According to May Bradley the song was based on an actual incident, and had been written by her “double great grandfather”; and it’s certainly the case that only one other version is known to have been collected, by Cecil Sharp in 1907, from Caroline Passmore, Pitminster, Somerset.

 

Sweet Swansea

March 4, 2012

Week 28 – The Outlandish Knight

When, in my late teens, I became fascinated with traditional song, I looked in my local public library to see what songbooks they had on the shelves. As I recall there were just three: a volume of songs collected by Sharp, Seeger and MacColl’s Singing Island, and Garners Gay by Fred Hamer (to be fair, they added Peter Kennedy’s monumental Folk Songs of Britain and Ireland a little while later). Of these three, Garners Gay  was, and has remained, my favourite. It contains some lovely songs, and I liked the way that Fred Hamer’s notes talk as much about the singers as the songs.

This is one of the songs I learned from the book. It was collected from May Bradley, a gypsy singer settled in Ludlow. It was several years later that I actually got to hear a recording of Mrs Bradley’s singing: in 1988 the Vaughan Williams Memorial Library released the cassette The Leaves of Life featuring previously unheard Fred Hamer recordings; and around the same time I came across the old EFDSS LP Garners Gay, which included May Bradley singing this song. On listening to these recordings it was immediately apparent that May Bradley was a very fine singer indeed, so I was delighted when, a couple of years ago, Rod Stradling’s Musical Traditions label put out Sweet Swansea, a whole CD of her songs. If you want to know just how good I thought this CD was, you can read my review; or you can just go straight ahead and buy it – if you’re a fan of traditional singing you really won’t regret it.

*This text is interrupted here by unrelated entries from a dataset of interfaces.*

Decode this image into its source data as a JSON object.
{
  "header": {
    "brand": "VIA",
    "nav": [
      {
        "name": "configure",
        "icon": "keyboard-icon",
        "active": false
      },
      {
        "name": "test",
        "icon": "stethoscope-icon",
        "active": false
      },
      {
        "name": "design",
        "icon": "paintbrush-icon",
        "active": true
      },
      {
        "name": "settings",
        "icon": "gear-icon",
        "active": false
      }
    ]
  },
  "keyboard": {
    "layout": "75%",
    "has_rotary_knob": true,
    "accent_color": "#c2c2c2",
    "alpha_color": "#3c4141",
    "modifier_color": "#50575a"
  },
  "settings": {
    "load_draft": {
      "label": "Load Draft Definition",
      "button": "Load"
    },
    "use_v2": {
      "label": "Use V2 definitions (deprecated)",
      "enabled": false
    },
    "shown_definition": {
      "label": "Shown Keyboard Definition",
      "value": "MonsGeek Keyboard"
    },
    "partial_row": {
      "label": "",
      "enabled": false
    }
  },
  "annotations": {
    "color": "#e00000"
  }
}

Incidentally, I’ve always called this ‘The Outlandish Knight’ because that’s what it’s called in Garners Gay. But May Bradley called it ‘The Dappledy Grey’, and actually she makes no mention of an outlandish knight – her version starts “Now it’s of a Turkey he came from the north land”. Fred Jordan, who was born in Ludlow and knew May Bradley well, had a very similar version of the song, which he called ‘Six Pretty Maids’. He had learned his version from members of another local gypsy family, the Lockes.

The Outlandish Knight